TASK REQUIREMENTS:
Return every line of the listing exactly as written.
*** Begin section ***
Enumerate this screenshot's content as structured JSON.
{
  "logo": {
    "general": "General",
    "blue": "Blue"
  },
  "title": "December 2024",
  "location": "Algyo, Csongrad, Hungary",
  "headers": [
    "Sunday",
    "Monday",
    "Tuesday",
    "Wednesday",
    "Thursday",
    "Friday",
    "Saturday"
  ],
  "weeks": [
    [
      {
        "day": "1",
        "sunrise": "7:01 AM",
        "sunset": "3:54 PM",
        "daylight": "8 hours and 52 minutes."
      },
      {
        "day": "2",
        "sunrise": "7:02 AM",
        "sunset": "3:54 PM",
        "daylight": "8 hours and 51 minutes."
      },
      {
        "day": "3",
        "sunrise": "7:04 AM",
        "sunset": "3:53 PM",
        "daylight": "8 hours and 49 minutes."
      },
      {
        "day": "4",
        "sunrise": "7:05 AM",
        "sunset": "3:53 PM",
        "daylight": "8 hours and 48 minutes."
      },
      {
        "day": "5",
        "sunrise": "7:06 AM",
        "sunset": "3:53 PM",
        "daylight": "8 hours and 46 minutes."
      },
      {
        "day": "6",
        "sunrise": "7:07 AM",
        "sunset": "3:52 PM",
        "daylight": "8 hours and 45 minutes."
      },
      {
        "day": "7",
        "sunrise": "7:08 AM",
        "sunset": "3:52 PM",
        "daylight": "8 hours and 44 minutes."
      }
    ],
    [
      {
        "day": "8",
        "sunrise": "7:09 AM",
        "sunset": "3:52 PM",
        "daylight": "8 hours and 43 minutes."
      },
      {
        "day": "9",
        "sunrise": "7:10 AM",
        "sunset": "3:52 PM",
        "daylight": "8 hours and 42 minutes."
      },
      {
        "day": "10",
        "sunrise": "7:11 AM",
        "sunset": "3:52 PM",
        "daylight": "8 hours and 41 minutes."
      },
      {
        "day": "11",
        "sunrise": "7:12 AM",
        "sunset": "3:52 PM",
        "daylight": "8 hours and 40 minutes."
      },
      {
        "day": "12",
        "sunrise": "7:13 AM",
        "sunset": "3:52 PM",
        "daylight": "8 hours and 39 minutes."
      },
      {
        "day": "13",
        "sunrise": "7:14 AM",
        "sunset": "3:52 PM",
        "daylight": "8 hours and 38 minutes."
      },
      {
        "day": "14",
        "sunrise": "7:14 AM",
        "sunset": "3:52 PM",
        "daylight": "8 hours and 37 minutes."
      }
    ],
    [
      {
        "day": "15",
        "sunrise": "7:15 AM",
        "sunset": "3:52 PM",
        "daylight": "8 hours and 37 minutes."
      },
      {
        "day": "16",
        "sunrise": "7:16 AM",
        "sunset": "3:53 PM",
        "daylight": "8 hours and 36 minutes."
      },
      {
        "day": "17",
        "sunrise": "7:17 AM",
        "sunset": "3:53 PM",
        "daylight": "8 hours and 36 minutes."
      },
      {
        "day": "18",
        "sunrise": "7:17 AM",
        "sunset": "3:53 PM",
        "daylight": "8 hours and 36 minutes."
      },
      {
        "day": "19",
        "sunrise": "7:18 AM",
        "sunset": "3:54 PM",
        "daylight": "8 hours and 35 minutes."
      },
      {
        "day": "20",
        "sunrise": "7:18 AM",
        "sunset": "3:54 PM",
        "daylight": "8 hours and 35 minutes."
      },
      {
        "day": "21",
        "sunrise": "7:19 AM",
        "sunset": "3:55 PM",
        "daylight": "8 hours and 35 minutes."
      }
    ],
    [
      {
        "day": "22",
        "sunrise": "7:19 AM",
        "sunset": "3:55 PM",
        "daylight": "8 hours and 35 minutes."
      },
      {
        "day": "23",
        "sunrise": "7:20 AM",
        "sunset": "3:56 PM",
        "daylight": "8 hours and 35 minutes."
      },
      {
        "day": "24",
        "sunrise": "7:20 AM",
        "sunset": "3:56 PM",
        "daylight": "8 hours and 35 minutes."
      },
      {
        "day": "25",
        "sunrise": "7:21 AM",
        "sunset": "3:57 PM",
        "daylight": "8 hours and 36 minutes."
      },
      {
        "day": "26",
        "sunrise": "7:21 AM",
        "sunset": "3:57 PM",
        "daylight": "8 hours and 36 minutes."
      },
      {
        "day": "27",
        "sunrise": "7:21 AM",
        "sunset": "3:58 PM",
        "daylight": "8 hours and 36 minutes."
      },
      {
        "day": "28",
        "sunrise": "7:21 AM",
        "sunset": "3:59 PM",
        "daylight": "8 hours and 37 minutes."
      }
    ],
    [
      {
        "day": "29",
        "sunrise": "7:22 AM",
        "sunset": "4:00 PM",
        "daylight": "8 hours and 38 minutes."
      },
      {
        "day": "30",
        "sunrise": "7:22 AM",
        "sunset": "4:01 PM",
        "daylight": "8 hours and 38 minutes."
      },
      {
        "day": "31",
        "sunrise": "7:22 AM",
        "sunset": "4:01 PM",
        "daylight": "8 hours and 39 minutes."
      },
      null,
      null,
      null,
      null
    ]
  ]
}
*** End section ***
SOLUTION FOR THIS EXERCISE:
Enumerate this screenshot's content as structured JSON.
{
  "logo": {
    "general": "General",
    "blue": "Blue"
  },
  "title": "December 2024",
  "location": "Algyo, Csongrad, Hungary",
  "headers": [
    "Sunday",
    "Monday",
    "Tuesday",
    "Wednesday",
    "Thursday",
    "Friday",
    "Saturday"
  ],
  "weeks": [
    [
      {
        "day": "1",
        "sunrise": "7:01 AM",
        "sunset": "3:54 PM",
        "daylight": "8 hours and 52 minutes."
      },
      {
        "day": "2",
        "sunrise": "7:02 AM",
        "sunset": "3:54 PM",
        "daylight": "8 hours and 51 minutes."
      },
      {
        "day": "3",
        "sunrise": "7:04 AM",
        "sunset": "3:53 PM",
        "daylight": "8 hours and 49 minutes."
      },
      {
        "day": "4",
        "sunrise": "7:05 AM",
        "sunset": "3:53 PM",
        "daylight": "8 hours and 48 minutes."
      },
      {
        "day": "5",
        "sunrise": "7:06 AM",
        "sunset": "3:53 PM",
        "daylight": "8 hours and 46 minutes."
      },
      {
        "day": "6",
        "sunrise": "7:07 AM",
        "sunset": "3:52 PM",
        "daylight": "8 hours and 45 minutes."
      },
      {
        "day": "7",
        "sunrise": "7:08 AM",
        "sunset": "3:52 PM",
        "daylight": "8 hours and 44 minutes."
      }
    ],
    [
      {
        "day": "8",
        "sunrise": "7:09 AM",
        "sunset": "3:52 PM",
        "daylight": "8 hours and 43 minutes."
      },
      {
        "day": "9",
        "sunrise": "7:10 AM",
        "sunset": "3:52 PM",
        "daylight": "8 hours and 42 minutes."
      },
      {
        "day": "10",
        "sunrise": "7:11 AM",
        "sunset": "3:52 PM",
        "daylight": "8 hours and 41 minutes."
      },
      {
        "day": "11",
        "sunrise": "7:12 AM",
        "sunset": "3:52 PM",
        "daylight": "8 hours and 40 minutes."
      },
      {
        "day": "12",
        "sunrise": "7:13 AM",
        "sunset": "3:52 PM",
        "daylight": "8 hours and 39 minutes."
      },
      {
        "day": "13",
        "sunrise": "7:14 AM",
        "sunset": "3:52 PM",
        "daylight": "8 hours and 38 minutes."
      },
      {
        "day": "14",
        "sunrise": "7:14 AM",
        "sunset": "3:52 PM",
        "daylight": "8 hours and 37 minutes."
      }
    ],
    [
      {
        "day": "15",
        "sunrise": "7:15 AM",
        "sunset": "3:52 PM",
        "daylight": "8 hours and 37 minutes."
      },
      {
        "day": "16",
        "sunrise": "7:16 AM",
        "sunset": "3:53 PM",
        "daylight": "8 hours and 36 minutes."
      },
      {
        "day": "17",
        "sunrise": "7:17 AM",
        "sunset": "3:53 PM",
        "daylight": "8 hours and 36 minutes."
      },
      {
        "day": "18",
        "sunrise": "7:17 AM",
        "sunset": "3:53 PM",
        "daylight": "8 hours and 36 minutes."
      },
      {
        "day": "19",
        "sunrise": "7:18 AM",
        "sunset": "3:54 PM",
        "daylight": "8 hours and 35 minutes."
      },
      {
        "day": "20",
        "sunrise": "7:18 AM",
        "sunset": "3:54 PM",
        "daylight": "8 hours and 35 minutes."
      },
      {
        "day": "21",
        "sunrise": "7:19 AM",
        "sunset": "3:55 PM",
        "daylight": "8 hours and 35 minutes."
      }
    ],
    [
      {
        "day": "22",
        "sunrise": "7:19 AM",
        "sunset": "3:55 PM",
        "daylight": "8 hours and 35 minutes."
      },
      {
        "day": "23",
        "sunrise": "7:20 AM",
        "sunset": "3:56 PM",
        "daylight": "8 hours and 35 minutes."
      },
      {
        "day": "24",
        "sunrise": "7:20 AM",
        "sunset": "3:56 PM",
        "daylight": "8 hours and 35 minutes."
      },
      {
        "day": "25",
        "sunrise": "7:21 AM",
        "sunset": "3:57 PM",
        "daylight": "8 hours and 36 minutes."
      },
      {
        "day": "26",
        "sunrise": "7:21 AM",
        "sunset": "3:57 PM",
        "daylight": "8 hours and 36 minutes."
      },
      {
        "day": "27",
        "sunrise": "7:21 AM",
        "sunset": "3:58 PM",
        "daylight": "8 hours and 36 minutes."
      },
      {
        "day": "28",
        "sunrise": "7:21 AM",
        "sunset": "3:59 PM",
        "daylight": "8 hours and 37 minutes."
      }
    ],
    [
      {
        "day": "29",
        "sunrise": "7:22 AM",
        "sunset": "4:00 PM",
        "daylight": "8 hours and 38 minutes."
      },
      {
        "day": "30",
        "sunrise": "7:22 AM",
        "sunset": "4:01 PM",
        "daylight": "8 hours and 38 minutes."
      },
      {
        "day": "31",
        "sunrise": "7:22 AM",
        "sunset": "4:01 PM",
        "daylight": "8 hours and 39 minutes."
      },
      null,
      null,
      null,
      null
    ]
  ]
}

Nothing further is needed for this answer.